We now have, unlike original Christianity, a complete cast of bishops, deans, and pastors; educated clergy, degree and all, talented, gifted, humanly well-meaning. They all preach with tremendous confidence – doing it well, very well, stupendously well, tolerably well, or badly – but not one of them lives in character with the Christianity of the New Testament. This grand cast of characters accomplishes one thing: it gives rise to a false impression that because we have such a complete cast we must of course have Christianity, too.
We also have what one might call a complete inventory of church buildings, bells, organs, pews, altars, pulpits, offering plates, and so on. But when Christianity does not exist, this inventory, so far from being an advantage, is a peril, because it is so very likely to give rise to the false impression that we must have Christianity, too.
The illusion of a Christian nation, a Christian “people,” masses of Christians, is no doubt due to the power that numbers exercise over the imagination. And yet how many are able to say of their Christian acquaintances that they are truly Christians in the New Testament sense, or that their lives are even close to resembling those of the first disciples. But when there are thousands upon thousands who confess to being Christian, one becomes easily confused. Perhaps we are all Christians after all. Why be so harsh?
This brings to mind a ridiculous story about an innkeeper. It is said that this innkeeper sold his beer by the bottle for a cent less than it cost him. When a certain man said to him, “How does that balance the account? You’re losing money,” he replied, “No, my friend, it’s the big number that counts.”
When you have finished laughing at this story, you would do well to take its lesson to heart, which warns against the power that numbers exercise over the imagination. No doubt this innkeeper knew very well that one bottle of beer at 3 cents meant a loss of 1 cent since it cost him 4 cents. And, no doubt, he realized that selling 10 bottles also meant a loss. But 100,000 bottles!
Here the big number stirs the imagination. The innkeeper becomes dazed. It’s a profit, he says, for the big number does it. So also with every calculation that arrives at a Christian nation, and dare I also say at a church, by adding up units which are not Christian, getting impressed with the results by means of the notion that it is the big number that counts!
Numbers are the most dangerous of all illusions. Inasmuch as Christianity is spirit, the honesty of eternity, there is nothing its detective eye is so suspicious of as of Christian states, Christian lands, Christian endeavors, Christian movements, a Christian people, and (how marvelous!) a Christian world. Even if there were something true in this talk about Christian peoples and cultures, everything this world has up to this point seen in the way of criminal affairs is a mere nursery rhyme in comparison with this crime.
Christ requires followers and defines precisely what he means by this.
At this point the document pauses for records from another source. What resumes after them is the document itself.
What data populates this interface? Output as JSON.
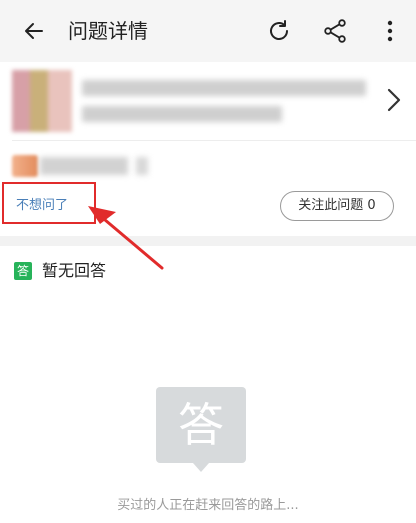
{
  "appbar": {
    "title": "问题详情",
    "icons": [
      "back-arrow-icon",
      "refresh-icon",
      "share-icon",
      "more-vertical-icon"
    ]
  },
  "product": {
    "icons": [
      "chevron-right-icon"
    ]
  },
  "question": {
    "dont_ask_label": "不想问了",
    "follow_label": "关注此问题 0"
  },
  "answers": {
    "badge_text": "答",
    "title": "暂无回答",
    "empty_icon_text": "答",
    "empty_message": "买过的人正在赶来回答的路上..."
  },
  "colors": {
    "accent_link": "#4a7fb8",
    "highlight": "#e12b2b",
    "badge_green": "#27b35a"
  }
}
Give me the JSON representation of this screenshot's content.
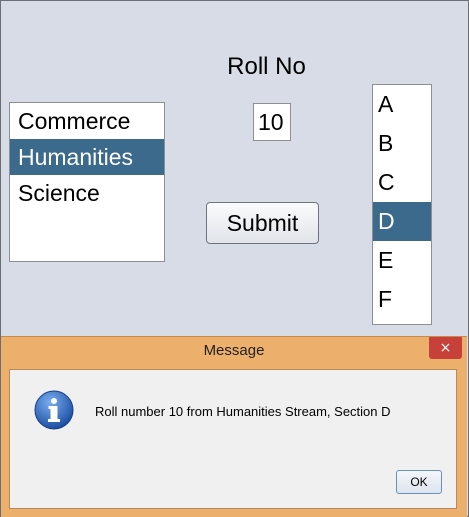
{
  "form": {
    "roll_label": "Roll No",
    "roll_value": "10",
    "submit_label": "Submit"
  },
  "streams": {
    "items": [
      "Commerce",
      "Humanities",
      "Science"
    ],
    "selected": "Humanities"
  },
  "sections": {
    "items": [
      "A",
      "B",
      "C",
      "D",
      "E",
      "F"
    ],
    "selected": "D"
  },
  "dialog": {
    "title": "Message",
    "close_glyph": "×",
    "message": "Roll number 10 from Humanities Stream, Section D",
    "ok_label": "OK"
  },
  "colors": {
    "selection": "#3b6a8d",
    "window_bg": "#d8dce6",
    "dialog_frame": "#ecaf6c",
    "close_button": "#c8403a"
  }
}
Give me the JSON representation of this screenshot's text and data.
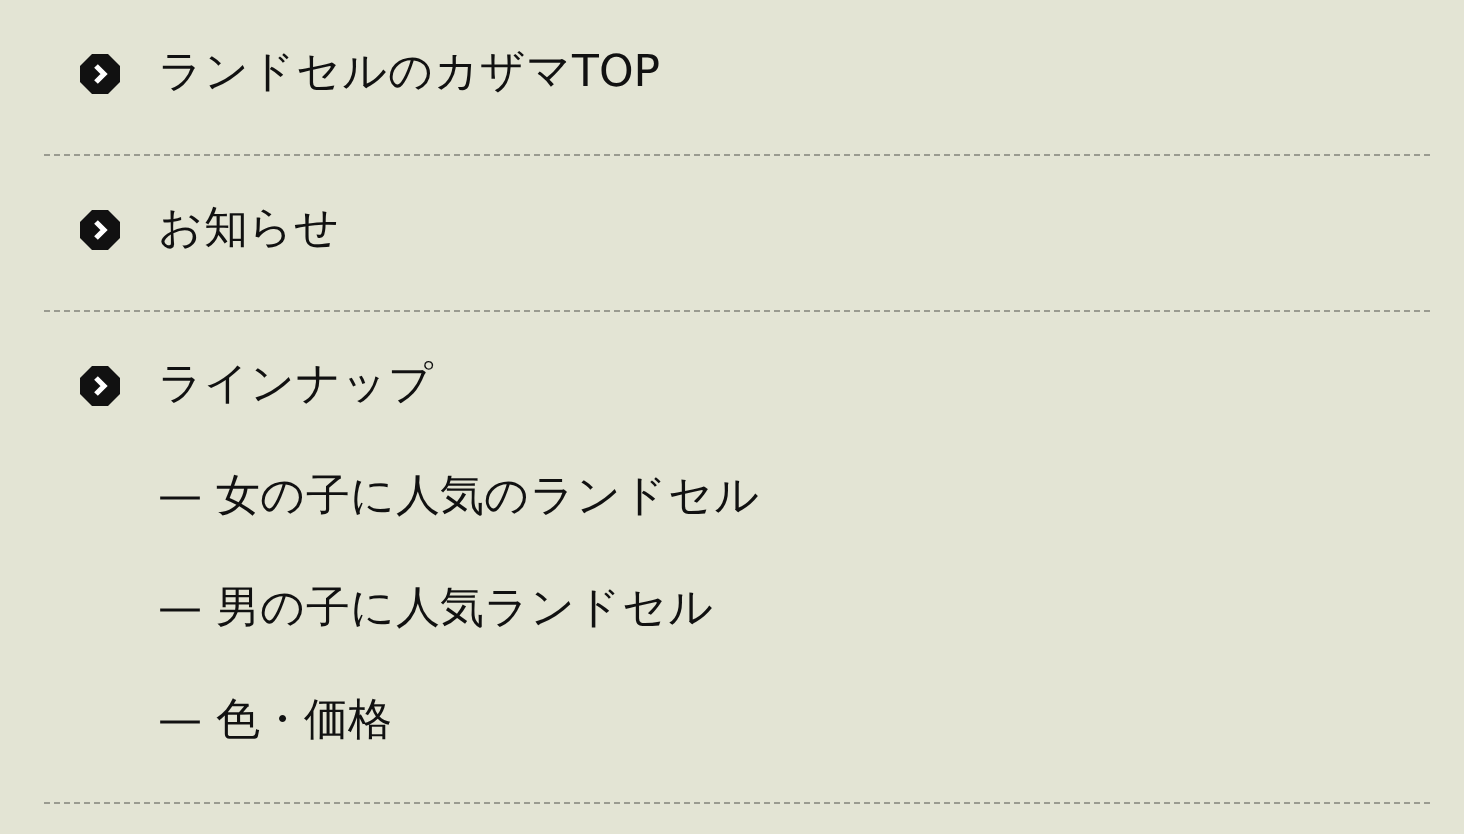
{
  "menu": [
    {
      "label": "ランドセルのカザマTOP"
    },
    {
      "label": "お知らせ"
    },
    {
      "label": "ラインナップ",
      "children": [
        {
          "label": "— 女の子に人気のランドセル"
        },
        {
          "label": "— 男の子に人気ランドセル"
        },
        {
          "label": "— 色・価格"
        }
      ]
    }
  ]
}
They are to be salt, willing to be sacrificed. But to be salt and to be sacrificed is not something that the thousands naturally go for, still less millions, or (still less!) countries, kingdoms, states, and (absolutely not!) the whole world. On the other hand, if it is a question of size, mediocrity, and of lots of talk, then the possibility of the thing begins; then bring on the thousands, increase them to the millions – no, go forth and make the world Christian.
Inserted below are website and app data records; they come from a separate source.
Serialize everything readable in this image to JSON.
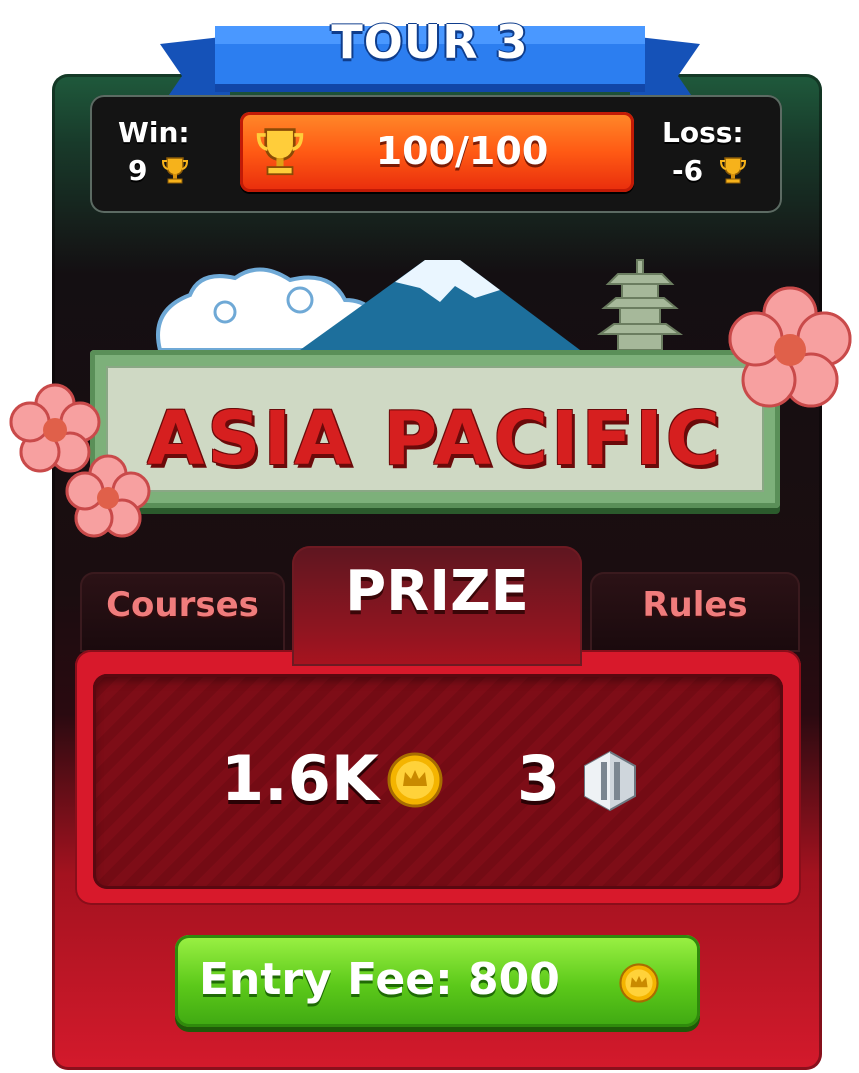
{
  "tour": {
    "title": "TOUR 3"
  },
  "stats": {
    "win_label": "Win:",
    "win_value": "9",
    "progress": "100/100",
    "loss_label": "Loss:",
    "loss_value": "-6"
  },
  "banner": {
    "title": "ASIA PACIFIC"
  },
  "tabs": {
    "courses": "Courses",
    "prize": "PRIZE",
    "rules": "Rules"
  },
  "prize": {
    "coins": "1.6K",
    "gems": "3"
  },
  "entry": {
    "label": "Entry Fee: 800"
  },
  "icons": {
    "trophy": "trophy-icon",
    "coin": "crown-coin-icon",
    "gem": "gem-icon"
  },
  "colors": {
    "ribbon": "#1f6fe0",
    "progress": "#ff5a14",
    "prize_panel": "#d8192b",
    "entry_button": "#5cc91a",
    "courses_tab_text": "#f07c7c"
  }
}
The New Testament alone, not numbers, settles what Christianity is, leaving it to eternity to pass judgment upon us. It is simply impossible to define faith on the basis of what people in general like best and prefer to call Christianity. As soon as we do this, Christianity is automatically done away with. There are, in the end, only two ways open to us: to honestly and honorably make an admission of how far we are from the Christianity of the New Testament, or to perform skillful tricks to conceal the true situation, tricks to conjure up a forgery whereby Christianity is the prevailing religion in the land.
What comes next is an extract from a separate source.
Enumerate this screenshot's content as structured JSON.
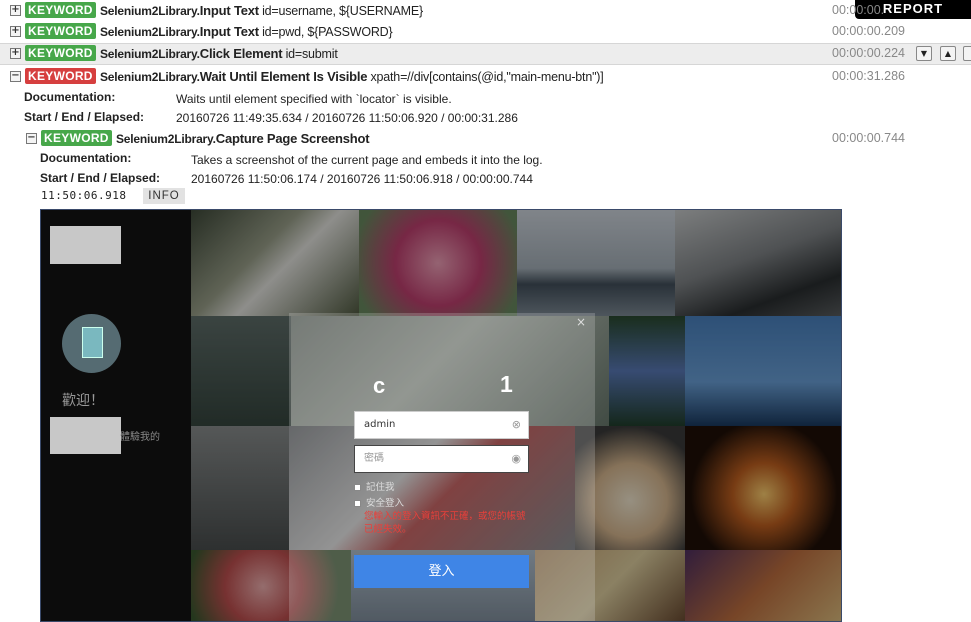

Honestly, New Testament Christianity simply does not exist. If the human race would rise in rebellion against God and cast Christianity away from it, it would not be nearly so dangerous as this clever way of making Christians of everybody and giving this activity the appearance of zeal for the truth. This is nothing but a scoffing at God by offering him thanks for bestowing his blessing upon the progress that Christianity was making.
- Soren Kierkegaard
excerpts from Attack Upon "Christendom"
Kierkegaard's entry mirrors my thoughts on megachurches who boast of their numbers, as if that's a miraculous sign of a 'revival'. I say, it has too many 'impressive' theatrical effects but a cold, empty core. I'd rather see a face I know turn to God after years of doubts and struggle than to see hundreds of people crowding to the altar in tears and being 'slain' because they're moved by the pastor's 'powerful' speech. One just can't rule out for certain whether the entire reaction is caused by mass hysteria instead of a sincere, conscious choice of an individual to reach out for God. I fear many of the 'newly-converted' would doubt their decision days after the event when the speakers and the crowds that were so affirming are no longer around them...